Today, July 2 (June 19 in the old calendar) is the feast day of my patron saint, St. John of Shanghai and San Francisco.

This post is a little tribute to him. But first I would like to explain the role of the patron saint in Eastern Orthodoxy.  The Orthodox church places a lot of importance on the idea that the spiritually mature Christians should help out the Christians who are just beginning their journey. This emphasis on mentorship manifests itself in several different ways. For example, instead of the best man and maid of honor in Western weddings, in the Eastern rite the bride and groom have a “sponsor couple”, an older married couple who are supposed to help, support, and pray for the newlyweds and they work through the struggles and joys of marriage.

The patron saint is another way where the church gives us guides for our spiritual journey. Each Orthodox Christian has a patron saint, whom we are supposed to have this mentor-mentee relationship with as well. They are our role models, guides, intercessors (we believe the saints pray for us even in death) and friends.

Brief biography

St. John was born in Kharkov, Russia (currently Kharkiv, Ukraine) in 1896. He served in his early life as a monk, priest, and a teacher in a Serbian high school, before being consecrated as bishop of the Russian Orthodox Diocese of Shanghai in 1934, a very tumultuous time in China.

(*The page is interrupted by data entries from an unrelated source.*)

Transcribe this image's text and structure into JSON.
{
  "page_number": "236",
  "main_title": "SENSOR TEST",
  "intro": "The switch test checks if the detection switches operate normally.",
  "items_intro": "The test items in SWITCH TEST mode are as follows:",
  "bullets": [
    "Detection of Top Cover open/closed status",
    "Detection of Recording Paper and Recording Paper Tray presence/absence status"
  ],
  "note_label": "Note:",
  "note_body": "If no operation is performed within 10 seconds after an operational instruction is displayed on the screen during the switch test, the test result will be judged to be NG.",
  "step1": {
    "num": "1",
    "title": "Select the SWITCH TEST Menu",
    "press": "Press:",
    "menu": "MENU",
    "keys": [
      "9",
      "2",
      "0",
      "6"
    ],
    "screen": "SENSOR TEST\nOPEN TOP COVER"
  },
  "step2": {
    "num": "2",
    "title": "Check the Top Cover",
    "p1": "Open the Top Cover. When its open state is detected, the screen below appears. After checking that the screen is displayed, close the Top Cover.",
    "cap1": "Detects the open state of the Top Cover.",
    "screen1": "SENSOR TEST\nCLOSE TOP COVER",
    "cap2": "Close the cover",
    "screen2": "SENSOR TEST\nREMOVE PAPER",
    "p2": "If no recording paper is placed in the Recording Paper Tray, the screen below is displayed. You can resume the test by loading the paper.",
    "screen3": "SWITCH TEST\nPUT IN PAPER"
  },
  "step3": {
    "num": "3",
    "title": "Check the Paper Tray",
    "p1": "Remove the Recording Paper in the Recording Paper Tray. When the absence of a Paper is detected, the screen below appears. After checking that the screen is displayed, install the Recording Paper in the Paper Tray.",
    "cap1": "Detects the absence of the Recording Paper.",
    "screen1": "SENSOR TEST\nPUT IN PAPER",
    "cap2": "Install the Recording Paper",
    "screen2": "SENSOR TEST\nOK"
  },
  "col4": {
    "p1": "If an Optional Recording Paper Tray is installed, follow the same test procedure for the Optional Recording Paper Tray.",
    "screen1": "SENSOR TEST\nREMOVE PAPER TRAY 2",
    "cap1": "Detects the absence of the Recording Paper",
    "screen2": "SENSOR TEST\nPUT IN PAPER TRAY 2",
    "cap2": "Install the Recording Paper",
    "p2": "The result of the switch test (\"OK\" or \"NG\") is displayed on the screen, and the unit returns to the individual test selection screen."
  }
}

There are remarkable accounts of his 15 or so years in Shanghai. He lived an extremely simple life, for instance walking through the streets barefoot in the winter during the Japanese occupation. He was extraordinarily dedicated to prayer, to the point that he barely slept. He performed great deeds of mercy and compassion during a time where there was a great deal of suffering. He founded an orphanage and frequently visited those in hospital and in prison. There are also many accounts of his gifts of clairvoyance and miracle-working from this time in his life.

Ultimately, with the communist takeover of China St. John was forced to flee with his church. Five thousand of them were refugees for a while in the Philippines, until St. John managed to lobby successfully for the right for them to settle in the United States.

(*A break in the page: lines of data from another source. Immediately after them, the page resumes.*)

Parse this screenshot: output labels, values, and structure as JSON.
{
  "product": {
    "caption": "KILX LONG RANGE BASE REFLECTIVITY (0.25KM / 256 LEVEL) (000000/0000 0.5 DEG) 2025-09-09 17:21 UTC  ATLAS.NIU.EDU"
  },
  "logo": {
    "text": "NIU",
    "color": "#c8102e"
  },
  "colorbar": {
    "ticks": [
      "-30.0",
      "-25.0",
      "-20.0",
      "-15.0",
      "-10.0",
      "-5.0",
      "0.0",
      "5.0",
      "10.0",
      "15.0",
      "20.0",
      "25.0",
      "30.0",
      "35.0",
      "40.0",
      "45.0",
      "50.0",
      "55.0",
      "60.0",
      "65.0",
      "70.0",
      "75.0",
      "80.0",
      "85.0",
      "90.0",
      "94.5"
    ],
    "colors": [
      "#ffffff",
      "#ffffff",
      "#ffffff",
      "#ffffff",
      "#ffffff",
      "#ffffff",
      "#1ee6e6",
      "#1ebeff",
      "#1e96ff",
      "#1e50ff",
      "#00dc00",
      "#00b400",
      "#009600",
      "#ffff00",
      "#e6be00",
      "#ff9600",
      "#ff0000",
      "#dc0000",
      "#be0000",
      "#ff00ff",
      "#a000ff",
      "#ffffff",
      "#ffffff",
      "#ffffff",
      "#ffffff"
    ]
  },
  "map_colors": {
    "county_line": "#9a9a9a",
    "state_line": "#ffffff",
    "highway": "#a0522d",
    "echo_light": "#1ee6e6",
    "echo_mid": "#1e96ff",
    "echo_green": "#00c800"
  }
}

In 1951, St. John was assigned to be Archbishop of the Archdiocese of Western Europe, headquartered in Paris, and then in 1962 to the Diocese of San Francisco. He passed away in Seattle on July 2, 1966, and his miraculously incorrupt remains lie in Holy Virgin Cathedral in San Francisco.

A modern saint

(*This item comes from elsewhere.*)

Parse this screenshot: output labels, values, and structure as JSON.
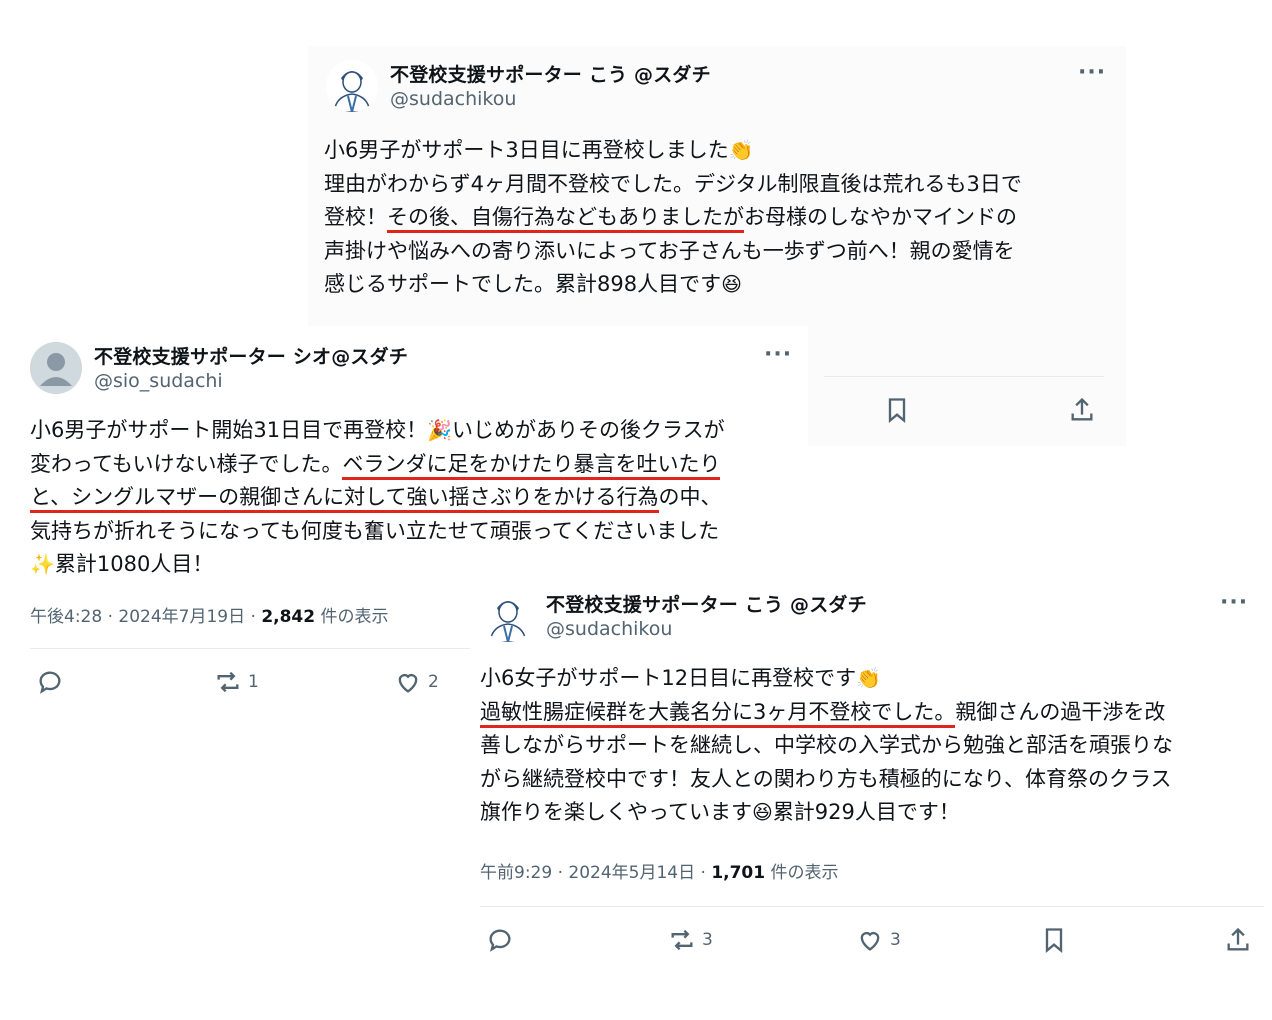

The first thing that struck me when I first heard about St. John of Shanghai and San Francisco was how strange his appellation was- Shanghai and San Francisco are two cities 10,000 kilometers apart! His life was an interesting juxtaposition. He was in some ways thoroughly immersed in our modern, globalized age, with a ministry spanning three continents and a proficiency in several different languages. But in other ways he seems as if you had picked up a man from the 2nd century A.D. and plopped him in the 1950s.

Very often Christians in our age make the excuse that the challenges and distractions of modernity make it impossible to surrender our lives as completely to God as the early Christians did. St. John shows us that this excuse is weak, by living a life of uncompromising simplicity, faithful prayer and joyous love in the 20th century, even while facing many thoroughly modern hardships. And we see all these wonders, healings and miracles appear in response to his prayers, as they did in the church of Acts!

With faith and love do we all honor thy memory today, O heavenly man and earthly angel; for thou was a true desert-dweller amid this greatly turbulent world. Having mortified all the passions, thou didst attain spiritual heights hard to see, and wast truly a most splendid miracle in the midst of the darkness of this age. Wherefore, we marvel at thy great glory in heaven, and with compunction we celebrate thy glorification.